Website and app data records
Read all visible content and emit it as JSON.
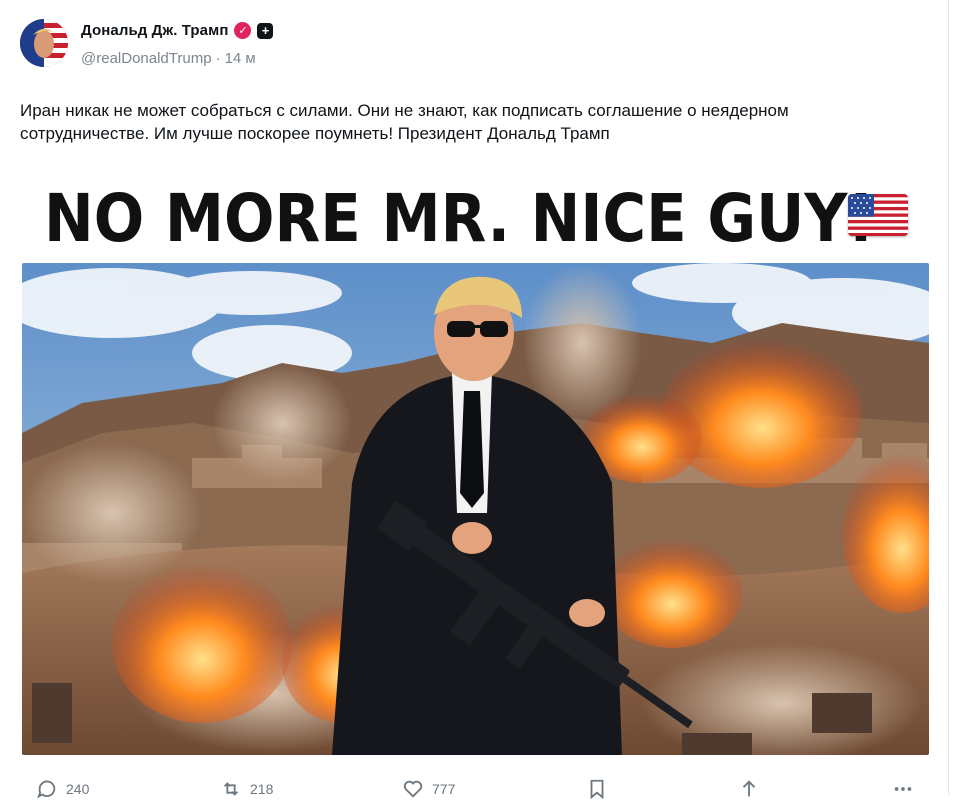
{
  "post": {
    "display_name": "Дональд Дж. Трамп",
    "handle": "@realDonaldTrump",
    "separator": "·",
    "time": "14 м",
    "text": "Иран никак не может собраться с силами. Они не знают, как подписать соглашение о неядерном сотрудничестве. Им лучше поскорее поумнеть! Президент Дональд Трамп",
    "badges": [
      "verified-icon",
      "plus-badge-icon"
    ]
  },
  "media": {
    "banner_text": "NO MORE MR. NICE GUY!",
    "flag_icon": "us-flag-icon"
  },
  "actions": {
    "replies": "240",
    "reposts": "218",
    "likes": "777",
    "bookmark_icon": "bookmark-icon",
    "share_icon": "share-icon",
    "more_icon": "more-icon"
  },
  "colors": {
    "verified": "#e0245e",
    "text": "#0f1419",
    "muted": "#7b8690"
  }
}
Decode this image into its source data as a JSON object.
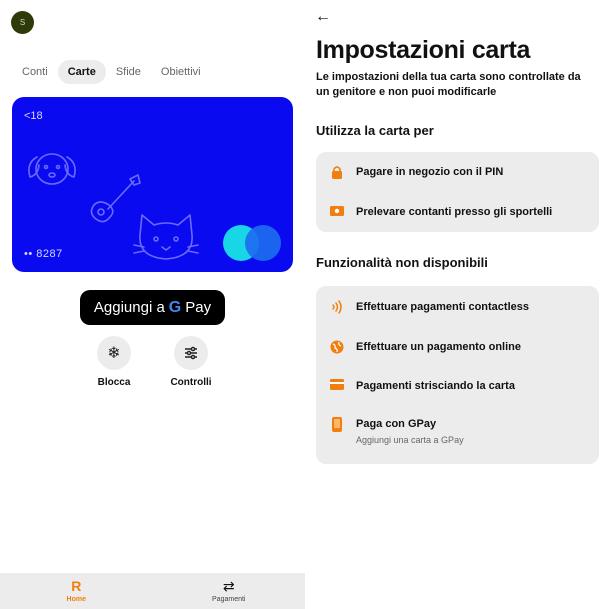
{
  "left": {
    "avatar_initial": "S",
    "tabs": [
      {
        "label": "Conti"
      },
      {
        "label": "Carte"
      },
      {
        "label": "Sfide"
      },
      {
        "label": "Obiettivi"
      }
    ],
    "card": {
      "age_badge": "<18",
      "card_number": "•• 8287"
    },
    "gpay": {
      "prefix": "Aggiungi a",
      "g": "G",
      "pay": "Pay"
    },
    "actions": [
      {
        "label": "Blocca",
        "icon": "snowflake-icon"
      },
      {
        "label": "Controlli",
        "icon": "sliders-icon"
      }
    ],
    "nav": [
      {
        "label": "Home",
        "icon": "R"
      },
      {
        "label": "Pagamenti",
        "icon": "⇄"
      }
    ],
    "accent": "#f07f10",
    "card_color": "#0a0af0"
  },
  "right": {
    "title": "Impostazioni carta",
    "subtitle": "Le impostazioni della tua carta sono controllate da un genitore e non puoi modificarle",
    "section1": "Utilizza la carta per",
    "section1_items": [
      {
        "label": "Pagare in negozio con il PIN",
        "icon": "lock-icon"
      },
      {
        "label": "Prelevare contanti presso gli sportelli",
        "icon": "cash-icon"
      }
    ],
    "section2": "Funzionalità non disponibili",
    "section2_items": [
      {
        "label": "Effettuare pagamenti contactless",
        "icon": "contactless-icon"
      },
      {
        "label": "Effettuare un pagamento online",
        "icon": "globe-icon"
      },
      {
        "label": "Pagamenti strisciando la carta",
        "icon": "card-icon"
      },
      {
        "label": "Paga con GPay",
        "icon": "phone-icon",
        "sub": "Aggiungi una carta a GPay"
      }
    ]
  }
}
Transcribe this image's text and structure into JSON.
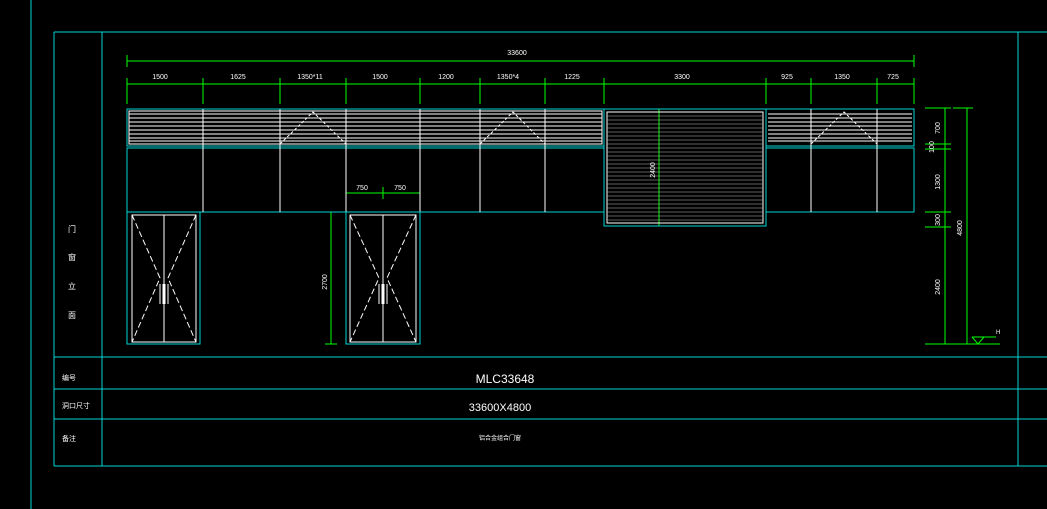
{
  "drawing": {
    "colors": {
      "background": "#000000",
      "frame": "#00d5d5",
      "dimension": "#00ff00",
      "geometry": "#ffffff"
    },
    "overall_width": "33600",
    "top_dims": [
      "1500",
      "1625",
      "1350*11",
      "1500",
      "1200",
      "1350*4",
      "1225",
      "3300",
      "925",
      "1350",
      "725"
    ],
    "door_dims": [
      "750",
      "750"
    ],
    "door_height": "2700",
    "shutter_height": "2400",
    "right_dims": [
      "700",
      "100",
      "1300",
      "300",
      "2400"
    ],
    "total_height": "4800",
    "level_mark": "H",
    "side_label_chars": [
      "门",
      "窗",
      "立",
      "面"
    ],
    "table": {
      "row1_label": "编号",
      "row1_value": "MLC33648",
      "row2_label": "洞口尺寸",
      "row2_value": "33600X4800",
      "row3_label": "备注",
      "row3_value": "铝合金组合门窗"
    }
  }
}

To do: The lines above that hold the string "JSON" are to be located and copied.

Task output:
Read all visible content and emit it as JSON.
Decode this image into its source data as a JSON object.
Transcribe this image's text and structure into JSON.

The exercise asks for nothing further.